Maybe switching the introductory blurb to a concluding one will help keep the focus on the examples (without the terms necessarily), and hopefully lead to some further discussion. Thanks Mary for helping me work this through.
Thank YOU for allowing me to take a reflective journey with you friend!
Thank YOU, Mary! I think that this reflection happened because of the questions you asked and the ideas you shared. Many thanks!
I have enjoyed reading the posts, although, as a disclaimer, perhaps this is because I just started reading your blog this year after an OTF connects webinar you did and I hadn’t read the original posts. Could the fewer responses also be due to the fact that you had four posts all on a very similar topic all very close together timing-wise? I read them all, think about the question you pose always, and it has made me start thinking about my teaching and posing my own questions (blog to come someday when I have time to set it up), but I don’t always respond, in part because I don’t always feel like I have something meaningful to contribute. In these posts, you are showing your growth, which means that there may be fewer new ideas to respond with since you have so many new ideas are already part of the blog. Just a thought…
I did really enjoy them, just am way behind in my reading, mainly for scheduling reasons.
Thanks Melanie! This does make sense. Maybe it’s a combination of a couple of different things. With this course, I have been publishing more blog posts closer together. I think that I should consider “scheduling posts”: something I’ve never done before, but would allow for more time between posts. Now I’m writing some new blog posts, so that should help with some new ideas. I do hope you blog soon. Would love to read what you write!

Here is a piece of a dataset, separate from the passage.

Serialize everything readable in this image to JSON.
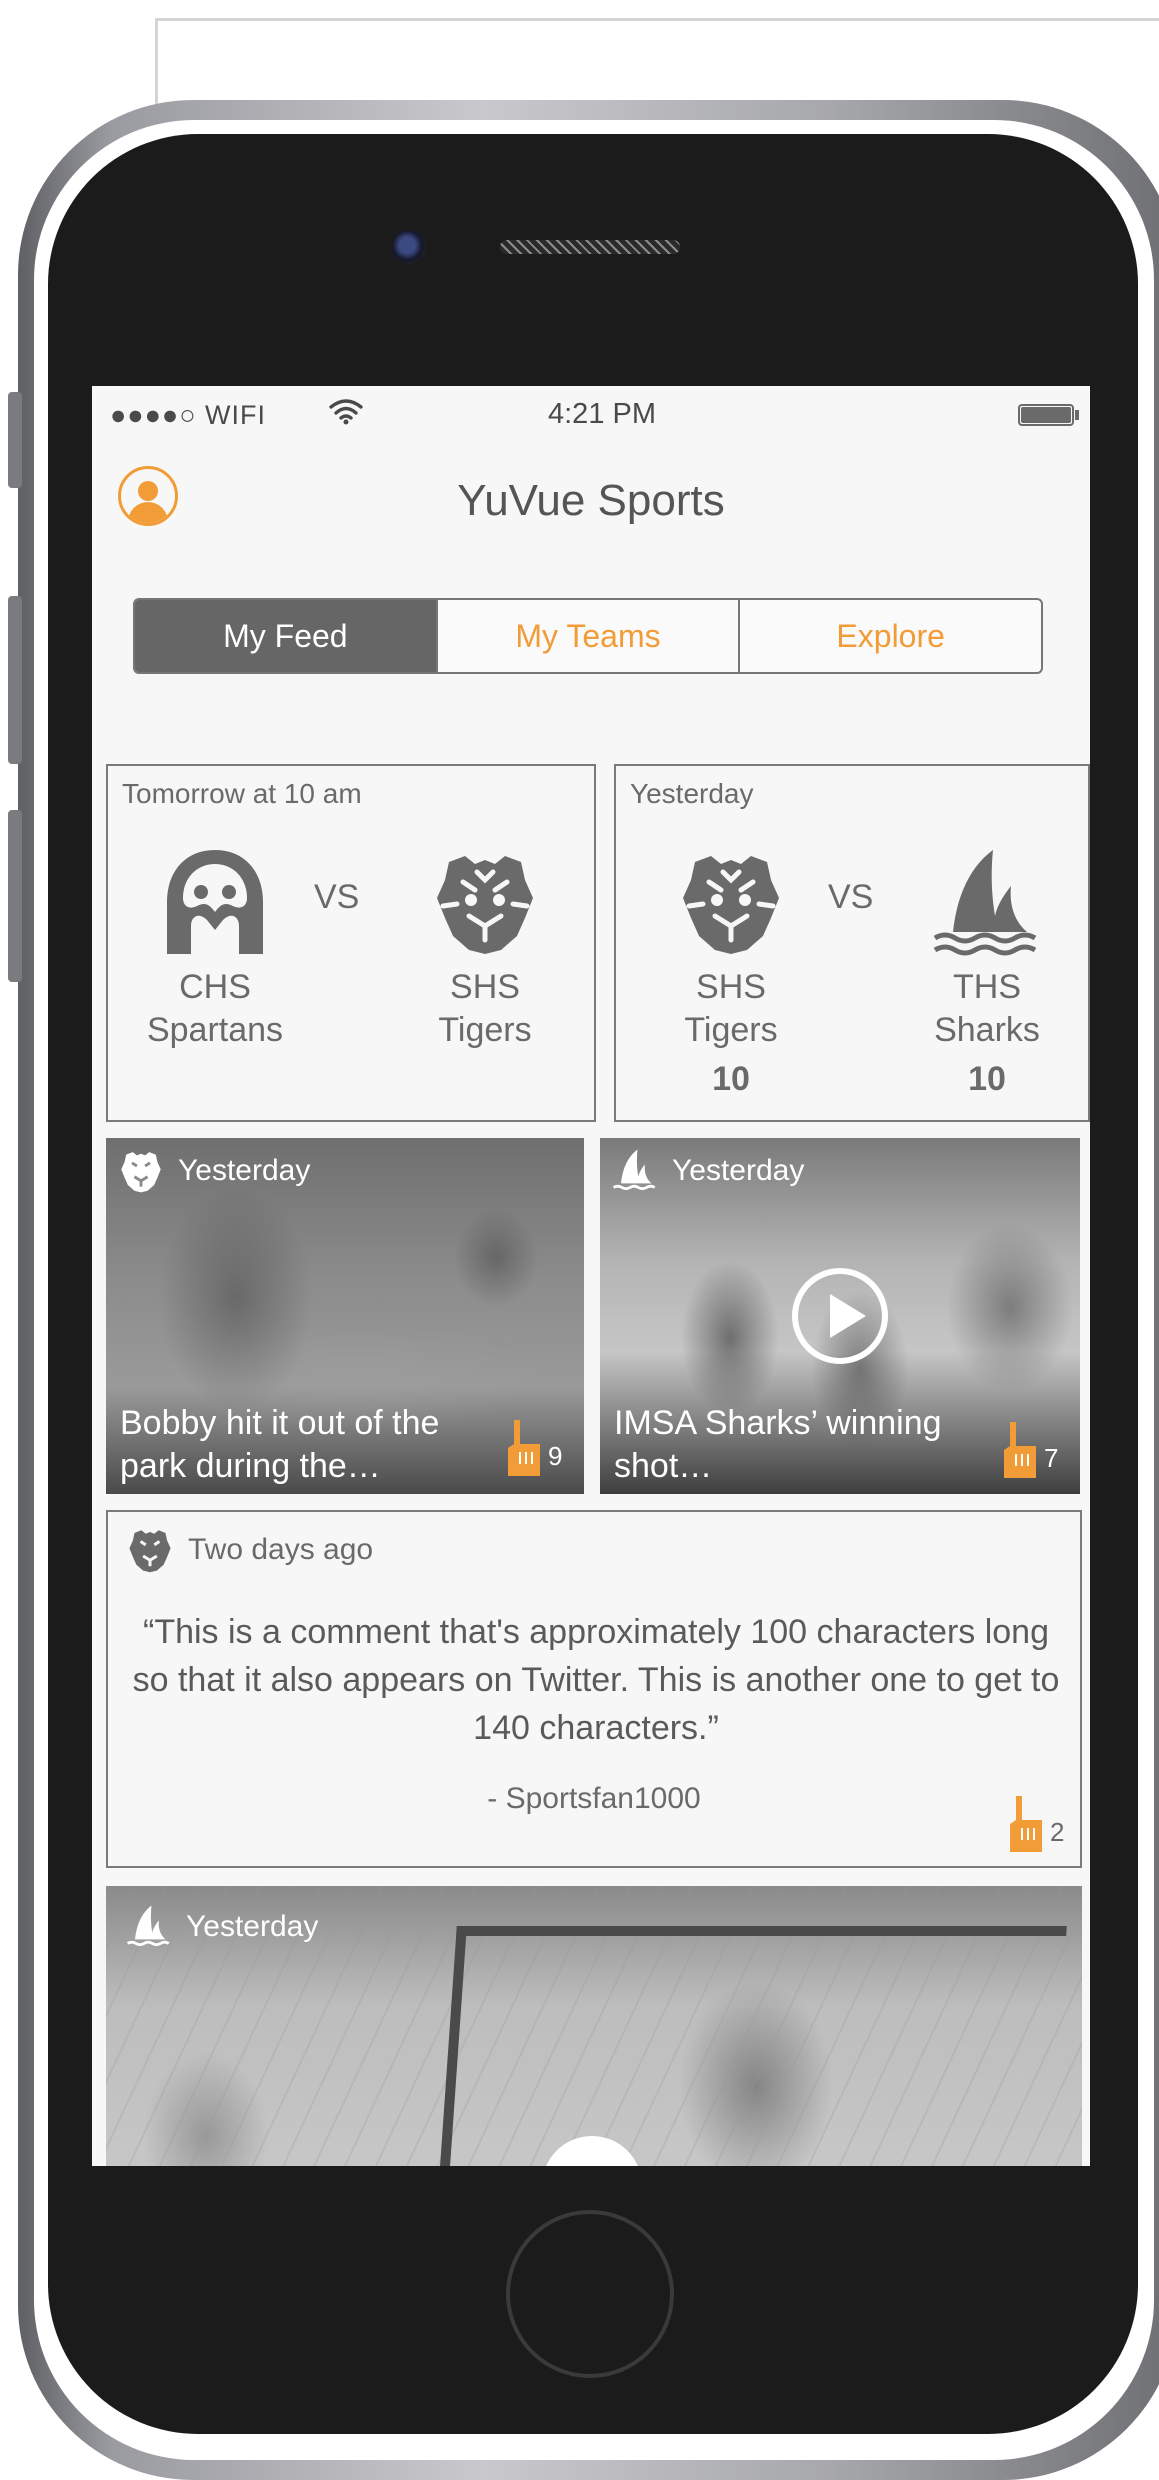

I worry about you scheduling your posts because I know that this serves a dual purpose in helping you to think through and process things. That doesn’t always happen on a timeline, and certainly your more spontaneous posts that you feel an urgency or a need to write will be your best, not necessarily the ones that happen at a specific time. Just a thought.
I will add my website when I get my blog up and running. I am already writing and have 5 or 6 posts kind of banked and ready to go when the day comes. It’s just a busy time of year so that is slowing down the process.
Thanks Melanie! When I said scheduling, I meant more that once the post is written, I can choose the date when it’s published. So if I’ve already published one post that day, I could publish it the next day. I’ve never done this before, but maybe it’s something to consider.
I would definitely love to know when your posts are published. Good luck finishing them!